DATA IN THIS EXERCISE:

-.-.-

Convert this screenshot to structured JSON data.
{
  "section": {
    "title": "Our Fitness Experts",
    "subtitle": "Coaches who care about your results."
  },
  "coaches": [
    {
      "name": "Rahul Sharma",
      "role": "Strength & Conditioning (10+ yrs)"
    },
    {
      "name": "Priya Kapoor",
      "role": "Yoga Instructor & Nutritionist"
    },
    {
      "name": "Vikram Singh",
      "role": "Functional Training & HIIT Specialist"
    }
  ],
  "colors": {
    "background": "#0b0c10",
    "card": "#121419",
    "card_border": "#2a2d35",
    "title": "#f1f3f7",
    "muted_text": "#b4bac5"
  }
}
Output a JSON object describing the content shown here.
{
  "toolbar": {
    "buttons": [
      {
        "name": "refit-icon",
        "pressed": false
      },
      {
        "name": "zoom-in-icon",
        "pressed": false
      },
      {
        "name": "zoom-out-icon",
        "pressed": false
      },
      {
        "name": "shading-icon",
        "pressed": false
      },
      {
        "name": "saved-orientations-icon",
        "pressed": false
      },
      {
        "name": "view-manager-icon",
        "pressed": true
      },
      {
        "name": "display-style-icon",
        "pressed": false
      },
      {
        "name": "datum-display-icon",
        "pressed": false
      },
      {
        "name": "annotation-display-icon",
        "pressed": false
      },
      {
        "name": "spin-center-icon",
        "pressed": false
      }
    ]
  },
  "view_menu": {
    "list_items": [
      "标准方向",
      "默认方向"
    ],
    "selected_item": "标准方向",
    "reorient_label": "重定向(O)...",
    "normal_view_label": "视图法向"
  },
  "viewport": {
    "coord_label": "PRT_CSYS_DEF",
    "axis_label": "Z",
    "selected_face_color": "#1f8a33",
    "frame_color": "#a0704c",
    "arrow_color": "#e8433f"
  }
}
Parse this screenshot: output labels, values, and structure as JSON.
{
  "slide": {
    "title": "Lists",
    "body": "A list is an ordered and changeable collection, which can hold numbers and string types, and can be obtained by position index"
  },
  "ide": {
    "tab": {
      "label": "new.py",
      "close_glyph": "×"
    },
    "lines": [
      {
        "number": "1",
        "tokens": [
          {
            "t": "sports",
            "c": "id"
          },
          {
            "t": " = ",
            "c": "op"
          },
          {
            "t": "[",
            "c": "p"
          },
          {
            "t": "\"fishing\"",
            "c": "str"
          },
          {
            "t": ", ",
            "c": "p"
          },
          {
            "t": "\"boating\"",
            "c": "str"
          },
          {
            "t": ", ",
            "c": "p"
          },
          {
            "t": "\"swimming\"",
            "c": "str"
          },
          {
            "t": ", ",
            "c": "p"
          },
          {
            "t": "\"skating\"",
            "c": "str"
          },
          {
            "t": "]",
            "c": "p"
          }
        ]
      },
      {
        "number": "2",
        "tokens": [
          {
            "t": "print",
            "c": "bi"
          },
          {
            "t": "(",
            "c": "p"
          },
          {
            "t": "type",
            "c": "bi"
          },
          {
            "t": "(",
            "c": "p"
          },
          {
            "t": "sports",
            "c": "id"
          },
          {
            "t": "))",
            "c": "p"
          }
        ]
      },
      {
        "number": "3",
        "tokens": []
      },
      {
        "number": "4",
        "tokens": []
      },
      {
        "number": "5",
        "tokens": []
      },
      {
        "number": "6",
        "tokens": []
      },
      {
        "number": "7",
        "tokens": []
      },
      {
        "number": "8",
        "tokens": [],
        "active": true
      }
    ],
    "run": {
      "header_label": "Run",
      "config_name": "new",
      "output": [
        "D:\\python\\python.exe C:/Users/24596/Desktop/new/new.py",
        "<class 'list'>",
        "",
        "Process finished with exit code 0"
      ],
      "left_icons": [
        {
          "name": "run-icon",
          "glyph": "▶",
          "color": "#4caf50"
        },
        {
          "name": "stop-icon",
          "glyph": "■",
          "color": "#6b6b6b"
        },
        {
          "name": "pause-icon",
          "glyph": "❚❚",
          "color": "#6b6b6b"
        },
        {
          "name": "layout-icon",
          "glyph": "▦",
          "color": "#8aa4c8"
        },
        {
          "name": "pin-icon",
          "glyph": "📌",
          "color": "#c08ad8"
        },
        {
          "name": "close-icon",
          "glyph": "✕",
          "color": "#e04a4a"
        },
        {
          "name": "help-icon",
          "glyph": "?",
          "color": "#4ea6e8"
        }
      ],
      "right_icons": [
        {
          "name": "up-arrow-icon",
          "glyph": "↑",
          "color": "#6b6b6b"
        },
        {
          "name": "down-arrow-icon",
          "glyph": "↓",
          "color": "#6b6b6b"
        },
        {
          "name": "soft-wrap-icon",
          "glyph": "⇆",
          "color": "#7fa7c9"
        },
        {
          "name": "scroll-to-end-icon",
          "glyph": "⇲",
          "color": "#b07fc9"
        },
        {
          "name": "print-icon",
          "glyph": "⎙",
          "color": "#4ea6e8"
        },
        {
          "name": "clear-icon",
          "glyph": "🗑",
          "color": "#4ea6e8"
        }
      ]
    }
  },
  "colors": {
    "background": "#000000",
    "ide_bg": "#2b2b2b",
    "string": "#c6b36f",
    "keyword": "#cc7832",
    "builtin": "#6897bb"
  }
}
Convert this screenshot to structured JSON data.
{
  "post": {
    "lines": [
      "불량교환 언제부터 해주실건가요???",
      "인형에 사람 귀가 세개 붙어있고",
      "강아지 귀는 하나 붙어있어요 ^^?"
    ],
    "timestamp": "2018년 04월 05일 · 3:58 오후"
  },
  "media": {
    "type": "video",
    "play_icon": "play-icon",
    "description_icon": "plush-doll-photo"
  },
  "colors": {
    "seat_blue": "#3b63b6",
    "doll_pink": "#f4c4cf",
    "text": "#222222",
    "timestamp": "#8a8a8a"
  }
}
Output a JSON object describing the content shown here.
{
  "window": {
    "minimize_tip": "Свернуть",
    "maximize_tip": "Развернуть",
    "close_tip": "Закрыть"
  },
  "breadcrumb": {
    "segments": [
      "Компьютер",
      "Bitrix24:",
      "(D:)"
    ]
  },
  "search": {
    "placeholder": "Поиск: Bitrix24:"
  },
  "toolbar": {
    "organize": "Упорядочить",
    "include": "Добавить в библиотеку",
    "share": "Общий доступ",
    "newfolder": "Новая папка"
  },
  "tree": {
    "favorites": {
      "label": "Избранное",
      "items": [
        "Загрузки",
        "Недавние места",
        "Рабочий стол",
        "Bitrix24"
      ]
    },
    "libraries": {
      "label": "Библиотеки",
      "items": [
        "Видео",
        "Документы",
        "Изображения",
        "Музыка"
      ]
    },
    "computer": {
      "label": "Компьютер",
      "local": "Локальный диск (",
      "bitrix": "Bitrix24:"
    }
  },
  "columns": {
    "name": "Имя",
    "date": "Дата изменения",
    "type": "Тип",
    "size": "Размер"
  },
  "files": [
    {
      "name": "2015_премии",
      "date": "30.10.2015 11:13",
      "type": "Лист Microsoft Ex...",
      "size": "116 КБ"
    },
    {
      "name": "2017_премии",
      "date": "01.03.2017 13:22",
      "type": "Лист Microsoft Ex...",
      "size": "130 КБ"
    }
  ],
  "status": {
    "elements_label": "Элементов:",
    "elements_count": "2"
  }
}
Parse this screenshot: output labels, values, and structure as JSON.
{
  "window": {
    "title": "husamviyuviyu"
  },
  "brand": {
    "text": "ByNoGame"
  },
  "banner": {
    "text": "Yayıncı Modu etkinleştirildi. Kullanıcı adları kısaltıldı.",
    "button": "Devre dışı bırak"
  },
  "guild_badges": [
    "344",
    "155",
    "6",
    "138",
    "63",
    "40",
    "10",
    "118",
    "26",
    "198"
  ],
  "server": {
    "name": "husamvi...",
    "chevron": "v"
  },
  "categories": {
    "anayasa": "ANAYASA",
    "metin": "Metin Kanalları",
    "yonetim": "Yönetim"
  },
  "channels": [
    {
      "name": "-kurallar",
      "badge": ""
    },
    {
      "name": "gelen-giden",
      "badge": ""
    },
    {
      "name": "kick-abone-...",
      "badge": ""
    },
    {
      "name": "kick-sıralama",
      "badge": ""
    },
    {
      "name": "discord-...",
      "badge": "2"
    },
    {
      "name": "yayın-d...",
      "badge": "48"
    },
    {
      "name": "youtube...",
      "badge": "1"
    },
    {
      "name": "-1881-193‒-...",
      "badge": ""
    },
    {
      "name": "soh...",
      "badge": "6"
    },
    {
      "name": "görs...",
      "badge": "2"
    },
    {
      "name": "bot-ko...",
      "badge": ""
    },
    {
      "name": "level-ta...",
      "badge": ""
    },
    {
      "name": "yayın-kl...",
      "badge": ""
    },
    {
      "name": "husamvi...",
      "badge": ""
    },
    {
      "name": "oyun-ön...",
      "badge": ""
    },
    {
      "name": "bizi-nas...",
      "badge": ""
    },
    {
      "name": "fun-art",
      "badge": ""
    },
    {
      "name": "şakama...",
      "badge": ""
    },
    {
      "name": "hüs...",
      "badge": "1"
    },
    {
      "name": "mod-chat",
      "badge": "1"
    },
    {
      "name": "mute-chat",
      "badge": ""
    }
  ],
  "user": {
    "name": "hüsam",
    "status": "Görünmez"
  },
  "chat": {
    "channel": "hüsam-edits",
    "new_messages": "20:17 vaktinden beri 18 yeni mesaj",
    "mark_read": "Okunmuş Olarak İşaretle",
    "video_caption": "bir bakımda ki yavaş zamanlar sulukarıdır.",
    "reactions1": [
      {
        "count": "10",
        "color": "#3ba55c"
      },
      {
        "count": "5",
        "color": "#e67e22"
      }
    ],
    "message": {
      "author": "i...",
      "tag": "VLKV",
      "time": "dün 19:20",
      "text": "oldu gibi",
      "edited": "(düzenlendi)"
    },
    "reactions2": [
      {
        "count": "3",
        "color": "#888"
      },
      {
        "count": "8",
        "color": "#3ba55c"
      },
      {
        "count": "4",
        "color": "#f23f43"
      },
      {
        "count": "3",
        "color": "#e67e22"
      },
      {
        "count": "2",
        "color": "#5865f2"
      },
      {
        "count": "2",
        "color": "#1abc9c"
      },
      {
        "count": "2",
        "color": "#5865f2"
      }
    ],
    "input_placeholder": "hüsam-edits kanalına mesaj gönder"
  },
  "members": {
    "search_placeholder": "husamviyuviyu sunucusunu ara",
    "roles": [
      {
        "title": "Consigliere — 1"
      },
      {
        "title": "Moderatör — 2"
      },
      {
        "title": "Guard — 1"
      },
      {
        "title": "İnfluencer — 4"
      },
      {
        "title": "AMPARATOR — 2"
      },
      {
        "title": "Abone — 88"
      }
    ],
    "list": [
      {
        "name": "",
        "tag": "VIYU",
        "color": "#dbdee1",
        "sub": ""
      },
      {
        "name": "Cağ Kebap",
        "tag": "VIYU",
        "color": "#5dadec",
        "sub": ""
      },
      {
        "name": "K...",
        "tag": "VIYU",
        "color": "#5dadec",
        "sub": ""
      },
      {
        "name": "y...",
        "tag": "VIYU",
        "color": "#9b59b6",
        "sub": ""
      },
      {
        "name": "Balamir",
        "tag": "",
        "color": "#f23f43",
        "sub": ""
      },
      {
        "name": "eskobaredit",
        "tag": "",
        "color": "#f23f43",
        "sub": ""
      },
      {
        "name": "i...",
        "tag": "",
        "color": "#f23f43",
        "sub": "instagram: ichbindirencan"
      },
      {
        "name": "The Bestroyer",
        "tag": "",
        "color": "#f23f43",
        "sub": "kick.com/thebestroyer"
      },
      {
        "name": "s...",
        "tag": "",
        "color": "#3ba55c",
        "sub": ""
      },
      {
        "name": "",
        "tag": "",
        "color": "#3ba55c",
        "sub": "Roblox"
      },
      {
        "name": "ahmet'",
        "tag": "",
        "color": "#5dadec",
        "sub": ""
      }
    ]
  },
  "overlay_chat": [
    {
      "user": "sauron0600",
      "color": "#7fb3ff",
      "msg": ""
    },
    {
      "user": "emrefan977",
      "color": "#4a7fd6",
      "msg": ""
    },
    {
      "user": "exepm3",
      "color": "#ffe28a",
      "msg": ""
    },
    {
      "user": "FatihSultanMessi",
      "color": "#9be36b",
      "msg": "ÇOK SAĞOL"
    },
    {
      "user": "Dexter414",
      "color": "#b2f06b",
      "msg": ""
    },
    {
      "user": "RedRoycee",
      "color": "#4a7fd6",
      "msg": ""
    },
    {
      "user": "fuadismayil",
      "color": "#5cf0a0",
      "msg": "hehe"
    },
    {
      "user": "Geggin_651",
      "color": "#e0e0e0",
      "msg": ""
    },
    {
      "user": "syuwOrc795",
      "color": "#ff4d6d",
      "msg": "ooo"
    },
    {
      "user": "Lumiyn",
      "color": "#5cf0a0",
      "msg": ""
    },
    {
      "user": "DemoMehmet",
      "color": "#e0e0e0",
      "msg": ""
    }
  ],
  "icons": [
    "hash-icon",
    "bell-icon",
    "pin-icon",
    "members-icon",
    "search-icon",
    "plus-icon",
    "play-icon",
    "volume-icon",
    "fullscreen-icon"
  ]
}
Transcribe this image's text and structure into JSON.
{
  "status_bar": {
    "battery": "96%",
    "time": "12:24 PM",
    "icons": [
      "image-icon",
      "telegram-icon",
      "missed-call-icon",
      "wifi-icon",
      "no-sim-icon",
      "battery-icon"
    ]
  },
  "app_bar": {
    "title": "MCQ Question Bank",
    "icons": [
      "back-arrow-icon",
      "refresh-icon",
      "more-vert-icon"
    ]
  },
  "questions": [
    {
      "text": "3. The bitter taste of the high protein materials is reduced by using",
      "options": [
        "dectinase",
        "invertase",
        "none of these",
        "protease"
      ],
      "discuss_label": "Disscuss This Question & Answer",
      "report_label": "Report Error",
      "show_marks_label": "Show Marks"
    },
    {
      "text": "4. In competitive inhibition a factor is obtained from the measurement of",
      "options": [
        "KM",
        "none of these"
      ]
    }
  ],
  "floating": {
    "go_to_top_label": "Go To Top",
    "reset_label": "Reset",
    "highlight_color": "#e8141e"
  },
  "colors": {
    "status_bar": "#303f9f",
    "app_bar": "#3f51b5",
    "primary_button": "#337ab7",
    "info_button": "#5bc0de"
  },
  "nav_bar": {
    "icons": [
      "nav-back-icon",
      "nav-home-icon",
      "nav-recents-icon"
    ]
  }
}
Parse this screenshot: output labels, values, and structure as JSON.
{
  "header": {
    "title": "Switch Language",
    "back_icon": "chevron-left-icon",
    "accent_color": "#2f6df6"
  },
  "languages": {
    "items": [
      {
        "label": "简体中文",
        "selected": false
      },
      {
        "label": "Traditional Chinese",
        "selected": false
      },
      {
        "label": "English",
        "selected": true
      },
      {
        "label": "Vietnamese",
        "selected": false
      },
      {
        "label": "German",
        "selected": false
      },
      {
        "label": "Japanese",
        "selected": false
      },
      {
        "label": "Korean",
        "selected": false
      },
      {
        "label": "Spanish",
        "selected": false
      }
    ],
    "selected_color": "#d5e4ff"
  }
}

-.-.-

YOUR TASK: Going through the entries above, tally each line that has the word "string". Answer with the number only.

SOLVED PROBLEM: 2